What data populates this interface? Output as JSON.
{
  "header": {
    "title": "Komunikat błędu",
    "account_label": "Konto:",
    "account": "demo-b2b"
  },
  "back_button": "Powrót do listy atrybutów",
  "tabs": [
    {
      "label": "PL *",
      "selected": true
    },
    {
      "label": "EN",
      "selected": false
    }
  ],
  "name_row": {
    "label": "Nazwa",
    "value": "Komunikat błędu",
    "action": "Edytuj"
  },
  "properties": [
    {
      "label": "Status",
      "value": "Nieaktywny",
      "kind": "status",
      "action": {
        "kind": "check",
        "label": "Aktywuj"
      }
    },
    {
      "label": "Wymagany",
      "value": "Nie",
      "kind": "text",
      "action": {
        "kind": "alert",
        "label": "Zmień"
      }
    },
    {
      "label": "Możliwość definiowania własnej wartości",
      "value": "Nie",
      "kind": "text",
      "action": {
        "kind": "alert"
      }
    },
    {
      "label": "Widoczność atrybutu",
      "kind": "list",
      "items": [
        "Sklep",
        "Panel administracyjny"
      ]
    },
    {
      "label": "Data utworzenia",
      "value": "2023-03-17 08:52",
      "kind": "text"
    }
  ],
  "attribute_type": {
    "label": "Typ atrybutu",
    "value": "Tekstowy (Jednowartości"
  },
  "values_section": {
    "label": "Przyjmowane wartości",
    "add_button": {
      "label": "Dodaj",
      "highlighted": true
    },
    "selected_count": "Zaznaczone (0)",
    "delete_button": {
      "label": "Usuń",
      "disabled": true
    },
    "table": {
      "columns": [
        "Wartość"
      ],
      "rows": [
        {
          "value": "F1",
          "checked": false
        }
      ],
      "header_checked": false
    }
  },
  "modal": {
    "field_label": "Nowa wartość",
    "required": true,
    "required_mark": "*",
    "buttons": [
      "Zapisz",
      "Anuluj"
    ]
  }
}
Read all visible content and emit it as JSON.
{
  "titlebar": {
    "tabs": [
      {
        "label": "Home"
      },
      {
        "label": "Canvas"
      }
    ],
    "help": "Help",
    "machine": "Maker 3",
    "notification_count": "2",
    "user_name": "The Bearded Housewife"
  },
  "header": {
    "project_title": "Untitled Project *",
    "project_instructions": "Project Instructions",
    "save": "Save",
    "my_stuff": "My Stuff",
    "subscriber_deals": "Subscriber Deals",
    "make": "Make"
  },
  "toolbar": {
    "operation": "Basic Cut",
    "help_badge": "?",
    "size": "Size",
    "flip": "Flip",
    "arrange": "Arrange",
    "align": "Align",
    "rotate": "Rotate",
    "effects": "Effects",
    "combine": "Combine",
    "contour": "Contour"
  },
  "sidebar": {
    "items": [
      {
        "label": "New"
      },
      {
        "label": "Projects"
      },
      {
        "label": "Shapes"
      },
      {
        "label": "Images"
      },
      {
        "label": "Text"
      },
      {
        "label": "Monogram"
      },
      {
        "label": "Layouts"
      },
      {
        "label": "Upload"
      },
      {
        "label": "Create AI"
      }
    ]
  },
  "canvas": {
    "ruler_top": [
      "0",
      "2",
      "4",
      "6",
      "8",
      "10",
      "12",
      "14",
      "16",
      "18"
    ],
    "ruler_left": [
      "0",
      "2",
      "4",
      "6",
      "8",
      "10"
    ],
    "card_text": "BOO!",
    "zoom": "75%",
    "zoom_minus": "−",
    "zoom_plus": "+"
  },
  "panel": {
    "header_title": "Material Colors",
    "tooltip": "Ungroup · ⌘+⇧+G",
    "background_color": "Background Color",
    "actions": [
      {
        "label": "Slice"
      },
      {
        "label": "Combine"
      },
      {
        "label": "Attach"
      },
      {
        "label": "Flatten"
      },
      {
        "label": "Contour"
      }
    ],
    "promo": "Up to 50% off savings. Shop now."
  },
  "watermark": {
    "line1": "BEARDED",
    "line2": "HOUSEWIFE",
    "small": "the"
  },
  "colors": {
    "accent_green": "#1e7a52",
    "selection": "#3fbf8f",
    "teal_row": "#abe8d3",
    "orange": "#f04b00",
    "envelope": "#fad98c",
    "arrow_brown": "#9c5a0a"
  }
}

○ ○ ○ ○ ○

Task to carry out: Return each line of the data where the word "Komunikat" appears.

Result of the exercise:
    "title": "Komunikat błędu",
    "value": "Komunikat błędu",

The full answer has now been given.